▸ Provided records:

^^^^^^^^

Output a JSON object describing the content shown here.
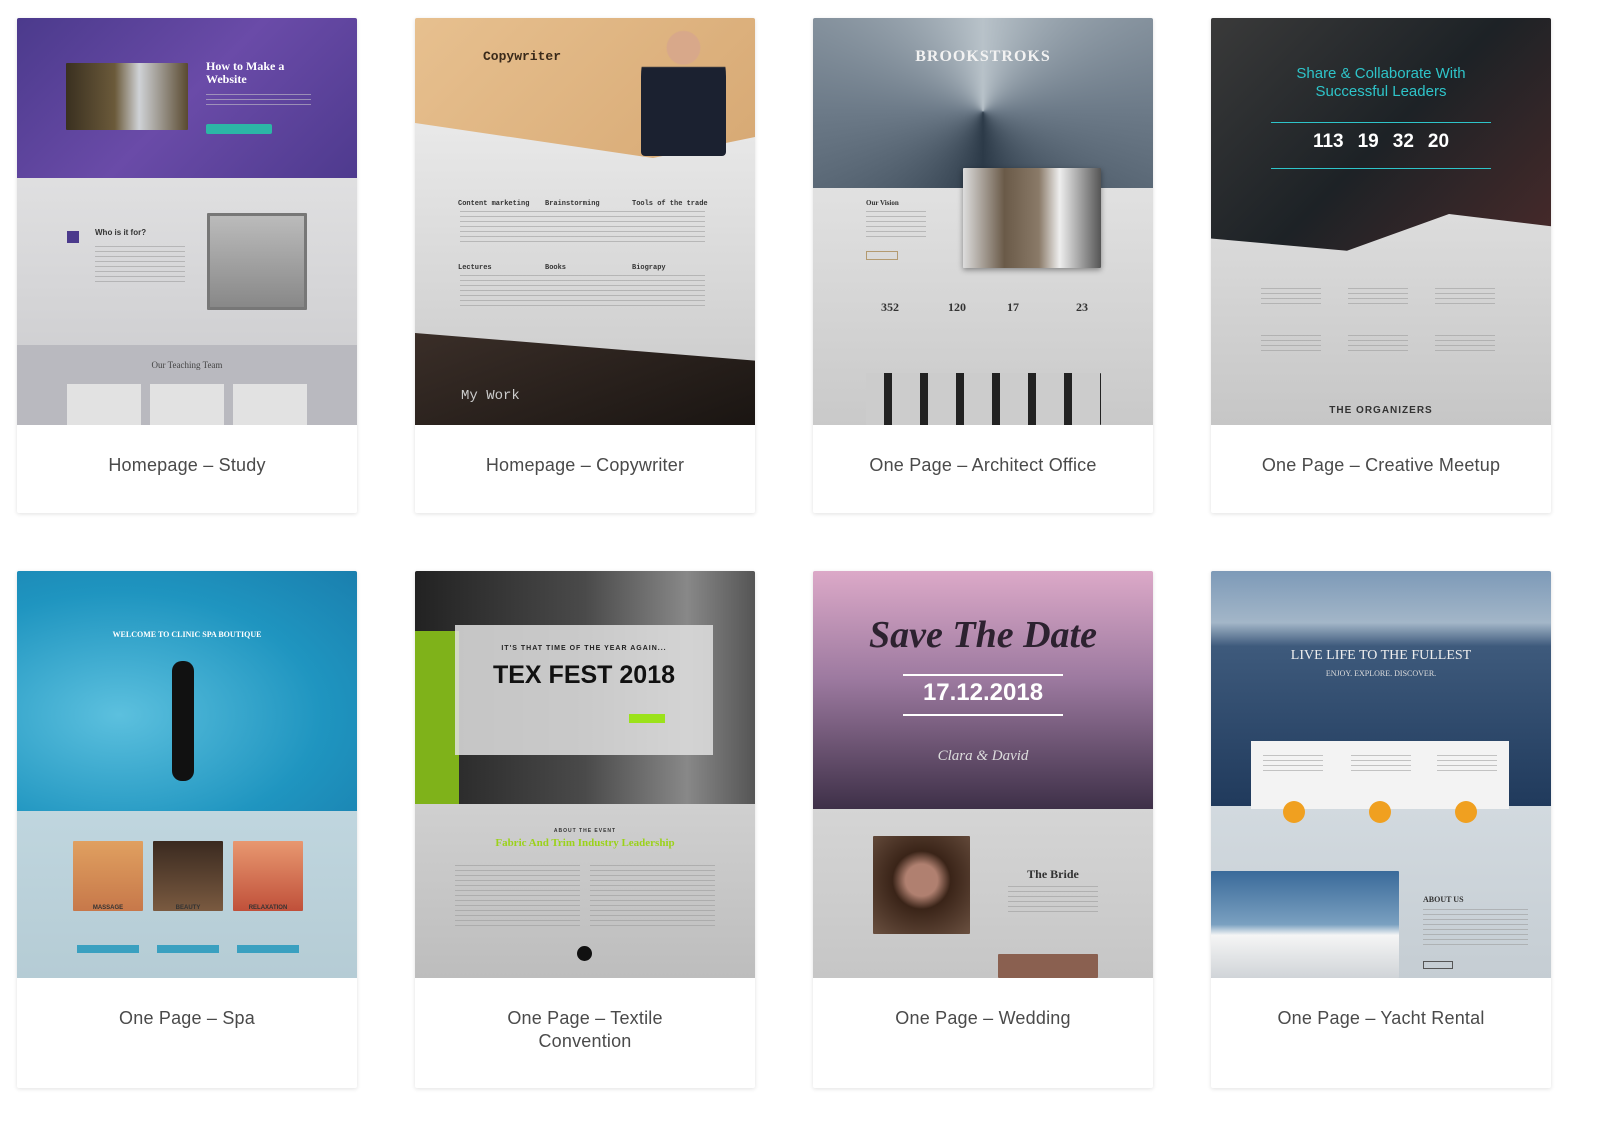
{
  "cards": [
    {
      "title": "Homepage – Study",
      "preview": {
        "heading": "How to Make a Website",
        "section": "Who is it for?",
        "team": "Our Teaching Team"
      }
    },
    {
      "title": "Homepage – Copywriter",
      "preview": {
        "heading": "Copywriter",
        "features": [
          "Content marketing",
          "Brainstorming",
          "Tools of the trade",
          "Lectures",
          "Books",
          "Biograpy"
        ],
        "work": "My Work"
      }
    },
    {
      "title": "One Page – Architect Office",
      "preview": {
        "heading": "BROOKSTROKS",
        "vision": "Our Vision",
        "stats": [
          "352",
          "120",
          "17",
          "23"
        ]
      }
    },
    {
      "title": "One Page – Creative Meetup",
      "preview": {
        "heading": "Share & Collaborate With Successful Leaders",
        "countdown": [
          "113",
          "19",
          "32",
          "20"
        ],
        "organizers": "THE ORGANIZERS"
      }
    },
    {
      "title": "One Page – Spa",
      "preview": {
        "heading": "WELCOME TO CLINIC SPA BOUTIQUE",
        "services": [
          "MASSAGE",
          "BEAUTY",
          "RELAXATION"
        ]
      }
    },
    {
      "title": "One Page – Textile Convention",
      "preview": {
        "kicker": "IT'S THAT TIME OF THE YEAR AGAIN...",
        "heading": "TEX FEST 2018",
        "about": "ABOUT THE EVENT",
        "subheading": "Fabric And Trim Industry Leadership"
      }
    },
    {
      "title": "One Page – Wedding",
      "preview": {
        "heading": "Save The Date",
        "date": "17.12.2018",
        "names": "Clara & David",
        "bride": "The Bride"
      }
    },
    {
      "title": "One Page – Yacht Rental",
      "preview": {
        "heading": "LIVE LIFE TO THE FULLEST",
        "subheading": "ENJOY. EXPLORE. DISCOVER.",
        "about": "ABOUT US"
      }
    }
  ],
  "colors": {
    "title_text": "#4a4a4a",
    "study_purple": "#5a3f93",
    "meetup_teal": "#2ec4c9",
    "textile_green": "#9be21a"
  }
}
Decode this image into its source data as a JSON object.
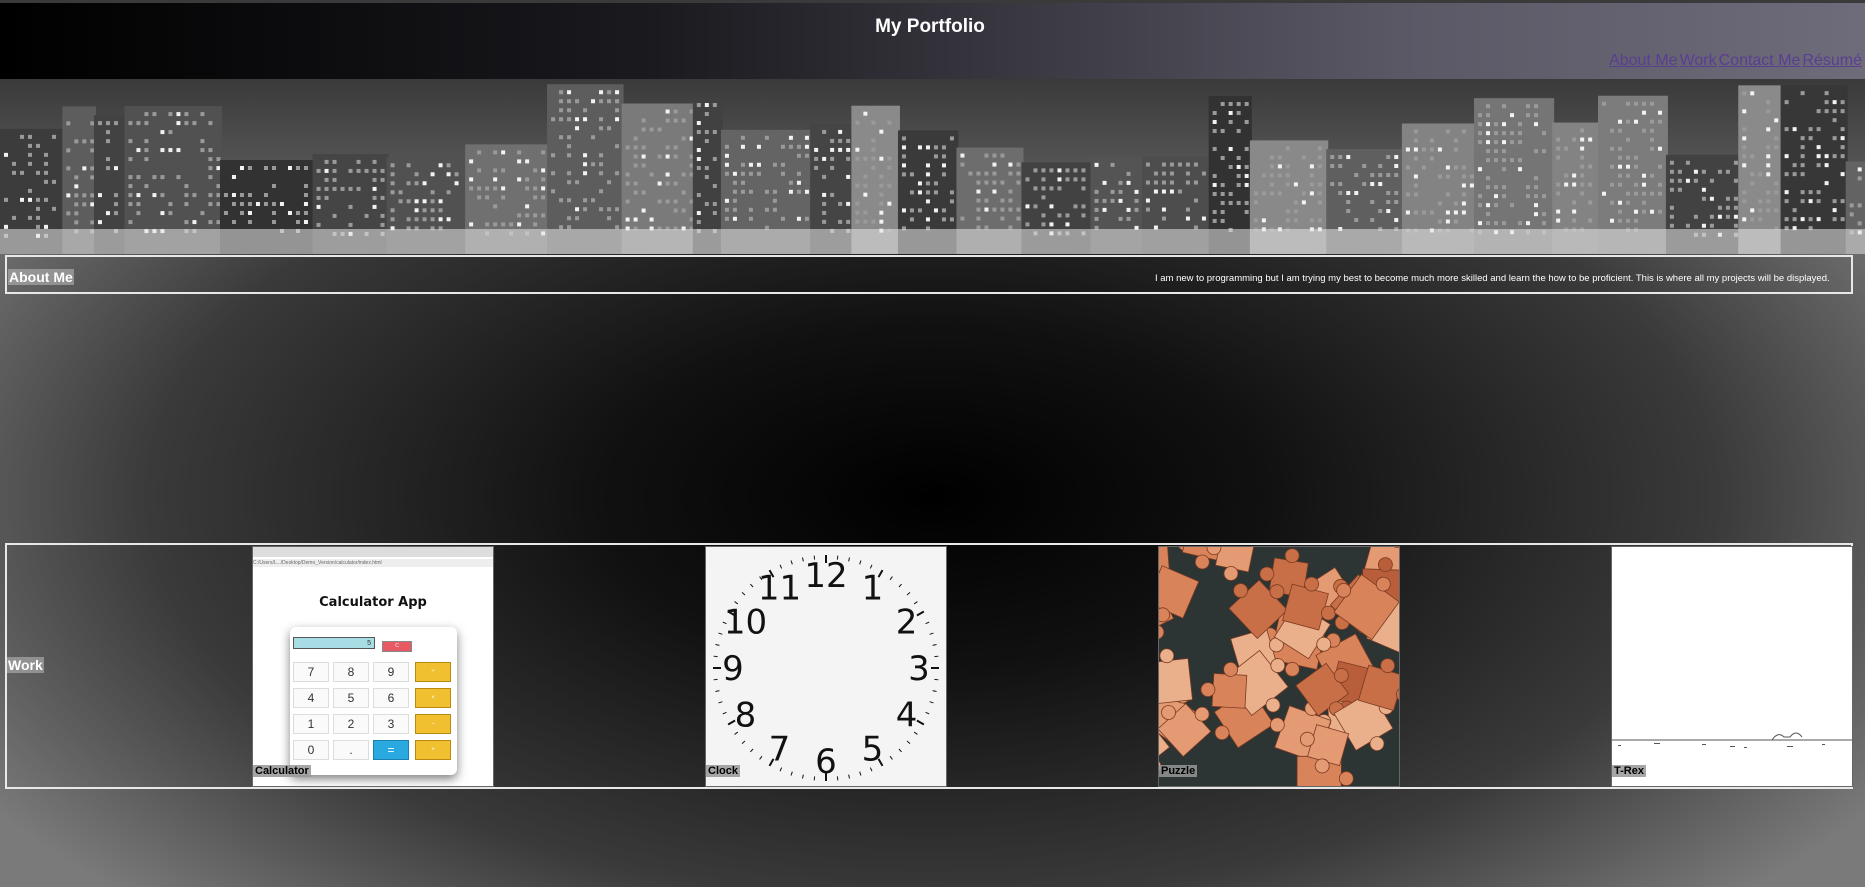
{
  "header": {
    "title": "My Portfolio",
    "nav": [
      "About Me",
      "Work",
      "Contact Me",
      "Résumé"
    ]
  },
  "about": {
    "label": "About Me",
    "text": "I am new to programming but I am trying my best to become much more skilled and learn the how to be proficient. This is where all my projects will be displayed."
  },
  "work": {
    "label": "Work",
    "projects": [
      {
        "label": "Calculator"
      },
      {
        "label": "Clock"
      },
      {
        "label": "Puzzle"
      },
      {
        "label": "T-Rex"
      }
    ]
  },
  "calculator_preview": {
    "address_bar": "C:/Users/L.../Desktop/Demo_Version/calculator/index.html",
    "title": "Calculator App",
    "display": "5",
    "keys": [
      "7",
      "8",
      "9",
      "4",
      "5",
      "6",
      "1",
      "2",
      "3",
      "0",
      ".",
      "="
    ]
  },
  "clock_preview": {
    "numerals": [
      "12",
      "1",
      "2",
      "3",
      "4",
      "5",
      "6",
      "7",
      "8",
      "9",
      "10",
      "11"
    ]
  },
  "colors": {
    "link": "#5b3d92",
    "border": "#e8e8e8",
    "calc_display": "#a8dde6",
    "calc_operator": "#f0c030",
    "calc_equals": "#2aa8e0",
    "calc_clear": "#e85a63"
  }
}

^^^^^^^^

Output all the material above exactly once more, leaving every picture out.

Output a JSON object describing the content shown here.
{
  "cards": [
    {
      "title": "Homepage – Study",
      "preview": {
        "heading": "How to Make a Website",
        "section": "Who is it for?",
        "team": "Our Teaching Team"
      }
    },
    {
      "title": "Homepage – Copywriter",
      "preview": {
        "heading": "Copywriter",
        "features": [
          "Content marketing",
          "Brainstorming",
          "Tools of the trade",
          "Lectures",
          "Books",
          "Biograpy"
        ],
        "work": "My Work"
      }
    },
    {
      "title": "One Page – Architect Office",
      "preview": {
        "heading": "BROOKSTROKS",
        "vision": "Our Vision",
        "stats": [
          "352",
          "120",
          "17",
          "23"
        ]
      }
    },
    {
      "title": "One Page – Creative Meetup",
      "preview": {
        "heading": "Share & Collaborate With Successful Leaders",
        "countdown": [
          "113",
          "19",
          "32",
          "20"
        ],
        "organizers": "THE ORGANIZERS"
      }
    },
    {
      "title": "One Page – Spa",
      "preview": {
        "heading": "WELCOME TO CLINIC SPA BOUTIQUE",
        "services": [
          "MASSAGE",
          "BEAUTY",
          "RELAXATION"
        ]
      }
    },
    {
      "title": "One Page – Textile Convention",
      "preview": {
        "kicker": "IT'S THAT TIME OF THE YEAR AGAIN...",
        "heading": "TEX FEST 2018",
        "about": "ABOUT THE EVENT",
        "subheading": "Fabric And Trim Industry Leadership"
      }
    },
    {
      "title": "One Page – Wedding",
      "preview": {
        "heading": "Save The Date",
        "date": "17.12.2018",
        "names": "Clara & David",
        "bride": "The Bride"
      }
    },
    {
      "title": "One Page – Yacht Rental",
      "preview": {
        "heading": "LIVE LIFE TO THE FULLEST",
        "subheading": "ENJOY. EXPLORE. DISCOVER.",
        "about": "ABOUT US"
      }
    }
  ],
  "colors": {
    "title_text": "#4a4a4a",
    "study_purple": "#5a3f93",
    "meetup_teal": "#2ec4c9",
    "textile_green": "#9be21a"
  }
}
Decode this image into its source data as a JSON object.
{
  "header": {
    "title": "My Portfolio",
    "nav": [
      "About Me",
      "Work",
      "Contact Me",
      "Résumé"
    ]
  },
  "about": {
    "label": "About Me",
    "text": "I am new to programming but I am trying my best to become much more skilled and learn the how to be proficient. This is where all my projects will be displayed."
  },
  "work": {
    "label": "Work",
    "projects": [
      {
        "label": "Calculator"
      },
      {
        "label": "Clock"
      },
      {
        "label": "Puzzle"
      },
      {
        "label": "T-Rex"
      }
    ]
  },
  "calculator_preview": {
    "address_bar": "C:/Users/L.../Desktop/Demo_Version/calculator/index.html",
    "title": "Calculator App",
    "display": "5",
    "keys": [
      "7",
      "8",
      "9",
      "4",
      "5",
      "6",
      "1",
      "2",
      "3",
      "0",
      ".",
      "="
    ]
  },
  "clock_preview": {
    "numerals": [
      "12",
      "1",
      "2",
      "3",
      "4",
      "5",
      "6",
      "7",
      "8",
      "9",
      "10",
      "11"
    ]
  },
  "colors": {
    "link": "#5b3d92",
    "border": "#e8e8e8",
    "calc_display": "#a8dde6",
    "calc_operator": "#f0c030",
    "calc_equals": "#2aa8e0",
    "calc_clear": "#e85a63"
  }
}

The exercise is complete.